DATA TO PROCESS below:
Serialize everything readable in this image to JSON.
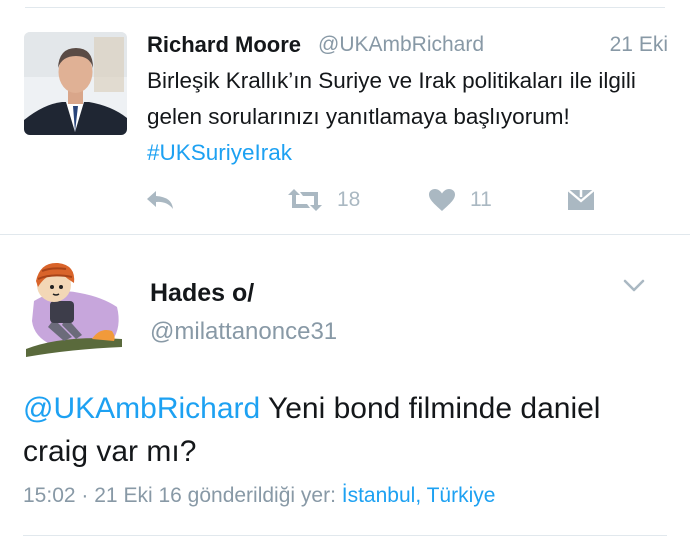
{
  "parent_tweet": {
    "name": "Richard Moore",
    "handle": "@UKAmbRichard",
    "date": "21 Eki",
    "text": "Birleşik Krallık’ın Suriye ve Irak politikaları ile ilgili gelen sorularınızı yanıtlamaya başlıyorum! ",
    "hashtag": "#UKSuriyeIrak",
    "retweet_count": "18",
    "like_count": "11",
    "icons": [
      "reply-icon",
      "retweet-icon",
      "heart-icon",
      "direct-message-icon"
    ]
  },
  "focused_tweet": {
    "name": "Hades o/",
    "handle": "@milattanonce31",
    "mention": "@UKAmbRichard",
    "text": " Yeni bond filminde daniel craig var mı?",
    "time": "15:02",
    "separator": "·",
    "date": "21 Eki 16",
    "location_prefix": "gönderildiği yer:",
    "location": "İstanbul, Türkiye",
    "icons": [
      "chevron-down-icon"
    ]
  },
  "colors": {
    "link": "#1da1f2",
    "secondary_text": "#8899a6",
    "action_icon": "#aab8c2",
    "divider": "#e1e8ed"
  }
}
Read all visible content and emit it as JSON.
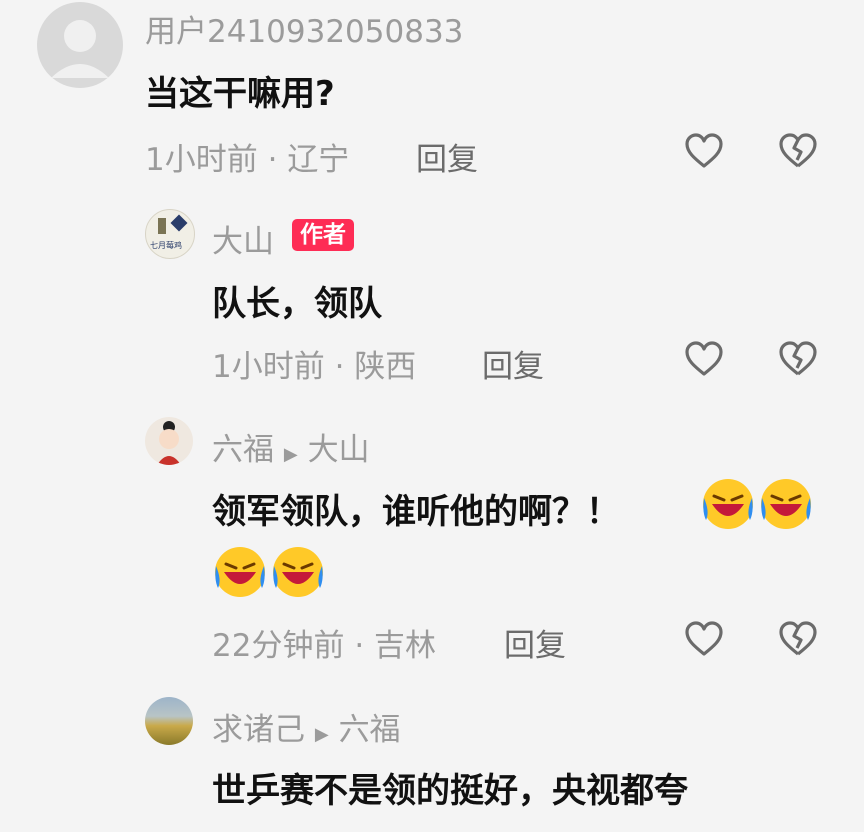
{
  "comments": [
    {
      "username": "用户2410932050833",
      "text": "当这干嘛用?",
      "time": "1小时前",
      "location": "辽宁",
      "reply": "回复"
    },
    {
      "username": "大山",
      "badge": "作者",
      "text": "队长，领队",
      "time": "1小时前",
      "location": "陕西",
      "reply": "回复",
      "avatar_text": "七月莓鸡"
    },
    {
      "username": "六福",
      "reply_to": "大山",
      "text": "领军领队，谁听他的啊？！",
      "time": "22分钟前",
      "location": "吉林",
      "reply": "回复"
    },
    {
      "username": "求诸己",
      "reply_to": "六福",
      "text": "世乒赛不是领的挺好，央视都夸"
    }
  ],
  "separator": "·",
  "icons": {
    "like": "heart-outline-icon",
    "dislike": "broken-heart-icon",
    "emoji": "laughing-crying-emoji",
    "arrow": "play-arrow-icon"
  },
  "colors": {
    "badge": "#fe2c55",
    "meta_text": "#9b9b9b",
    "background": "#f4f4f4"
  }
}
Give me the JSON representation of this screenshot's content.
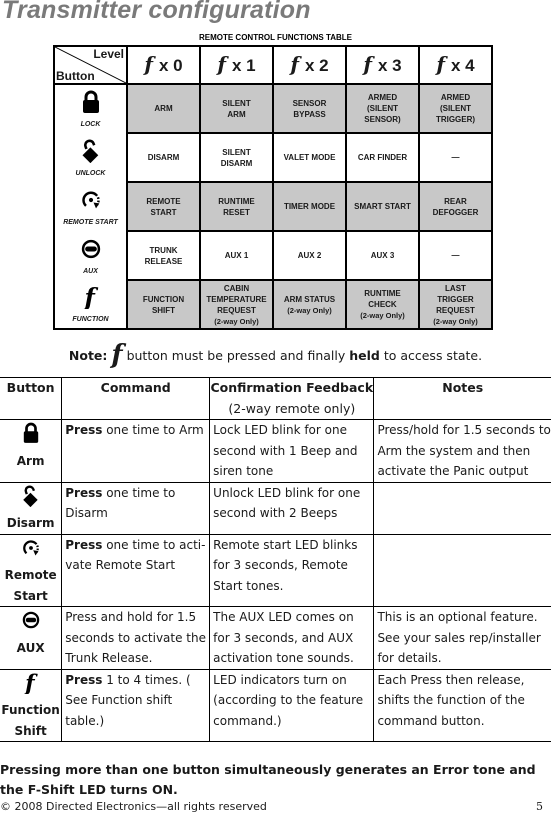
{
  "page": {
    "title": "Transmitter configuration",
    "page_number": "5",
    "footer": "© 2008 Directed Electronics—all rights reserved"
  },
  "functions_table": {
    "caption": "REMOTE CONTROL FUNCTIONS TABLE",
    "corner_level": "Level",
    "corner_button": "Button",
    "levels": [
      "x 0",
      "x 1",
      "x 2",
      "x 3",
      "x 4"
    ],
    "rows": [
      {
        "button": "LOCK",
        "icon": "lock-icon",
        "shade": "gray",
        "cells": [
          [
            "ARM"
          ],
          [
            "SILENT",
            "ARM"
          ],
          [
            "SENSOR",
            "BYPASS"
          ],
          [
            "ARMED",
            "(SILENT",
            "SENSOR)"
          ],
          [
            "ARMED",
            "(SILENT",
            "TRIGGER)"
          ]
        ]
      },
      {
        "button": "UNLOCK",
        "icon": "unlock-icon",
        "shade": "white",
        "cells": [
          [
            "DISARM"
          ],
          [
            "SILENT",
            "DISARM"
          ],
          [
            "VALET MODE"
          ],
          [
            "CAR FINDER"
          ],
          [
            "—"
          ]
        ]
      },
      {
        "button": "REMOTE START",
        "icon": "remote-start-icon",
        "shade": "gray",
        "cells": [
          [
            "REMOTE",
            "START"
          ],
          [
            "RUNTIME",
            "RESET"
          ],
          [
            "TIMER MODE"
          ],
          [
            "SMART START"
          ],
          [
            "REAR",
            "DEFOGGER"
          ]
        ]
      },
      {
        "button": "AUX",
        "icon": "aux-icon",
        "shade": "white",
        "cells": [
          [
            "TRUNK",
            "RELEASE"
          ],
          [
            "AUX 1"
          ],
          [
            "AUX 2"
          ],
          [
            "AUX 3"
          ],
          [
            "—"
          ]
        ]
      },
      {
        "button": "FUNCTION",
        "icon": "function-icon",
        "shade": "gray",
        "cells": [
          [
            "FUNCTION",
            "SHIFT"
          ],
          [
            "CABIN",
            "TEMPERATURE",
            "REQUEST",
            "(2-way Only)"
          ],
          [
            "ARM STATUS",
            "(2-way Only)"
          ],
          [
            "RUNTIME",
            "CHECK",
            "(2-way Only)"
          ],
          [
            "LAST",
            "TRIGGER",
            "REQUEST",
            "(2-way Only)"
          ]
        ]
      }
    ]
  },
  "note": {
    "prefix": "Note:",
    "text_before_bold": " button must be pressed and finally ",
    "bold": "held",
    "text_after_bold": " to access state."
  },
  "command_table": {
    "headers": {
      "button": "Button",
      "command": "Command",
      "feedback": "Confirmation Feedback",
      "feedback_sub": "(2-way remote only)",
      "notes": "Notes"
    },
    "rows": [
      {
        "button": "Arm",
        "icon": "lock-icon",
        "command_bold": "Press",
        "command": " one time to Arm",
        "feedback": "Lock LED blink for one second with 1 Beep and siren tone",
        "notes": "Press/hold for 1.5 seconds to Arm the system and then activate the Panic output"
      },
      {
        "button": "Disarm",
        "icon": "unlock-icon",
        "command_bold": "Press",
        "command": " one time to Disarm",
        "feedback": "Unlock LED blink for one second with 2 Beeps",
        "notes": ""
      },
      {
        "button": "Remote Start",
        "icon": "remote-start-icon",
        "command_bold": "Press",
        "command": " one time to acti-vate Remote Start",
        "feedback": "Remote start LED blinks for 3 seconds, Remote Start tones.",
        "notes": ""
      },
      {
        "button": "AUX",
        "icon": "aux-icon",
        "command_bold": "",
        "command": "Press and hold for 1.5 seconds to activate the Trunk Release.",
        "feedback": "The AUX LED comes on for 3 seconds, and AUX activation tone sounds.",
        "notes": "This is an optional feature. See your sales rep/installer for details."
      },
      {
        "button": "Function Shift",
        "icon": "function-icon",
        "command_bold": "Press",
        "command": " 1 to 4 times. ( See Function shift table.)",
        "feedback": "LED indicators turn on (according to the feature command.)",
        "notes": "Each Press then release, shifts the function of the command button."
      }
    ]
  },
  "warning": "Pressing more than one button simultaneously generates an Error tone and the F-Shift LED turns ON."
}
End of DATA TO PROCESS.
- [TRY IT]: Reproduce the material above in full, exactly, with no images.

- [RESULT OF THIS EXERCISE]:
Serialize everything readable in this image to JSON.
{
  "parent_tweet": {
    "name": "Richard Moore",
    "handle": "@UKAmbRichard",
    "date": "21 Eki",
    "text": "Birleşik Krallık’ın Suriye ve Irak politikaları ile ilgili gelen sorularınızı yanıtlamaya başlıyorum! ",
    "hashtag": "#UKSuriyeIrak",
    "retweet_count": "18",
    "like_count": "11",
    "icons": [
      "reply-icon",
      "retweet-icon",
      "heart-icon",
      "direct-message-icon"
    ]
  },
  "focused_tweet": {
    "name": "Hades o/",
    "handle": "@milattanonce31",
    "mention": "@UKAmbRichard",
    "text": " Yeni bond filminde daniel craig var mı?",
    "time": "15:02",
    "separator": "·",
    "date": "21 Eki 16",
    "location_prefix": "gönderildiği yer:",
    "location": "İstanbul, Türkiye",
    "icons": [
      "chevron-down-icon"
    ]
  },
  "colors": {
    "link": "#1da1f2",
    "secondary_text": "#8899a6",
    "action_icon": "#aab8c2",
    "divider": "#e1e8ed"
  }
}
Read all visible content and emit it as JSON.
{
  "comments": [
    {
      "username": "用户2410932050833",
      "text": "当这干嘛用?",
      "time": "1小时前",
      "location": "辽宁",
      "reply": "回复"
    },
    {
      "username": "大山",
      "badge": "作者",
      "text": "队长，领队",
      "time": "1小时前",
      "location": "陕西",
      "reply": "回复",
      "avatar_text": "七月莓鸡"
    },
    {
      "username": "六福",
      "reply_to": "大山",
      "text": "领军领队，谁听他的啊？！",
      "time": "22分钟前",
      "location": "吉林",
      "reply": "回复"
    },
    {
      "username": "求诸己",
      "reply_to": "六福",
      "text": "世乒赛不是领的挺好，央视都夸"
    }
  ],
  "separator": "·",
  "icons": {
    "like": "heart-outline-icon",
    "dislike": "broken-heart-icon",
    "emoji": "laughing-crying-emoji",
    "arrow": "play-arrow-icon"
  },
  "colors": {
    "badge": "#fe2c55",
    "meta_text": "#9b9b9b",
    "background": "#f4f4f4"
  }
}
Give me the JSON representation of this screenshot's content.
{
  "page": {
    "title": "Transmitter configuration",
    "page_number": "5",
    "footer": "© 2008 Directed Electronics—all rights reserved"
  },
  "functions_table": {
    "caption": "REMOTE CONTROL FUNCTIONS TABLE",
    "corner_level": "Level",
    "corner_button": "Button",
    "levels": [
      "x 0",
      "x 1",
      "x 2",
      "x 3",
      "x 4"
    ],
    "rows": [
      {
        "button": "LOCK",
        "icon": "lock-icon",
        "shade": "gray",
        "cells": [
          [
            "ARM"
          ],
          [
            "SILENT",
            "ARM"
          ],
          [
            "SENSOR",
            "BYPASS"
          ],
          [
            "ARMED",
            "(SILENT",
            "SENSOR)"
          ],
          [
            "ARMED",
            "(SILENT",
            "TRIGGER)"
          ]
        ]
      },
      {
        "button": "UNLOCK",
        "icon": "unlock-icon",
        "shade": "white",
        "cells": [
          [
            "DISARM"
          ],
          [
            "SILENT",
            "DISARM"
          ],
          [
            "VALET MODE"
          ],
          [
            "CAR FINDER"
          ],
          [
            "—"
          ]
        ]
      },
      {
        "button": "REMOTE START",
        "icon": "remote-start-icon",
        "shade": "gray",
        "cells": [
          [
            "REMOTE",
            "START"
          ],
          [
            "RUNTIME",
            "RESET"
          ],
          [
            "TIMER MODE"
          ],
          [
            "SMART START"
          ],
          [
            "REAR",
            "DEFOGGER"
          ]
        ]
      },
      {
        "button": "AUX",
        "icon": "aux-icon",
        "shade": "white",
        "cells": [
          [
            "TRUNK",
            "RELEASE"
          ],
          [
            "AUX 1"
          ],
          [
            "AUX 2"
          ],
          [
            "AUX 3"
          ],
          [
            "—"
          ]
        ]
      },
      {
        "button": "FUNCTION",
        "icon": "function-icon",
        "shade": "gray",
        "cells": [
          [
            "FUNCTION",
            "SHIFT"
          ],
          [
            "CABIN",
            "TEMPERATURE",
            "REQUEST",
            "(2-way Only)"
          ],
          [
            "ARM STATUS",
            "(2-way Only)"
          ],
          [
            "RUNTIME",
            "CHECK",
            "(2-way Only)"
          ],
          [
            "LAST",
            "TRIGGER",
            "REQUEST",
            "(2-way Only)"
          ]
        ]
      }
    ]
  },
  "note": {
    "prefix": "Note:",
    "text_before_bold": " button must be pressed and finally ",
    "bold": "held",
    "text_after_bold": " to access state."
  },
  "command_table": {
    "headers": {
      "button": "Button",
      "command": "Command",
      "feedback": "Confirmation Feedback",
      "feedback_sub": "(2-way remote only)",
      "notes": "Notes"
    },
    "rows": [
      {
        "button": "Arm",
        "icon": "lock-icon",
        "command_bold": "Press",
        "command": " one time to Arm",
        "feedback": "Lock LED blink for one second with 1 Beep and siren tone",
        "notes": "Press/hold for 1.5 seconds to Arm the system and then activate the Panic output"
      },
      {
        "button": "Disarm",
        "icon": "unlock-icon",
        "command_bold": "Press",
        "command": " one time to Disarm",
        "feedback": "Unlock LED blink for one second with 2 Beeps",
        "notes": ""
      },
      {
        "button": "Remote Start",
        "icon": "remote-start-icon",
        "command_bold": "Press",
        "command": " one time to acti-vate Remote Start",
        "feedback": "Remote start LED blinks for 3 seconds, Remote Start tones.",
        "notes": ""
      },
      {
        "button": "AUX",
        "icon": "aux-icon",
        "command_bold": "",
        "command": "Press and hold for 1.5 seconds to activate the Trunk Release.",
        "feedback": "The AUX LED comes on for 3 seconds, and AUX activation tone sounds.",
        "notes": "This is an optional feature. See your sales rep/installer for details."
      },
      {
        "button": "Function Shift",
        "icon": "function-icon",
        "command_bold": "Press",
        "command": " 1 to 4 times. ( See Function shift table.)",
        "feedback": "LED indicators turn on (according to the feature command.)",
        "notes": "Each Press then release, shifts the function of the command button."
      }
    ]
  },
  "warning": "Pressing more than one button simultaneously generates an Error tone and the F-Shift LED turns ON."
}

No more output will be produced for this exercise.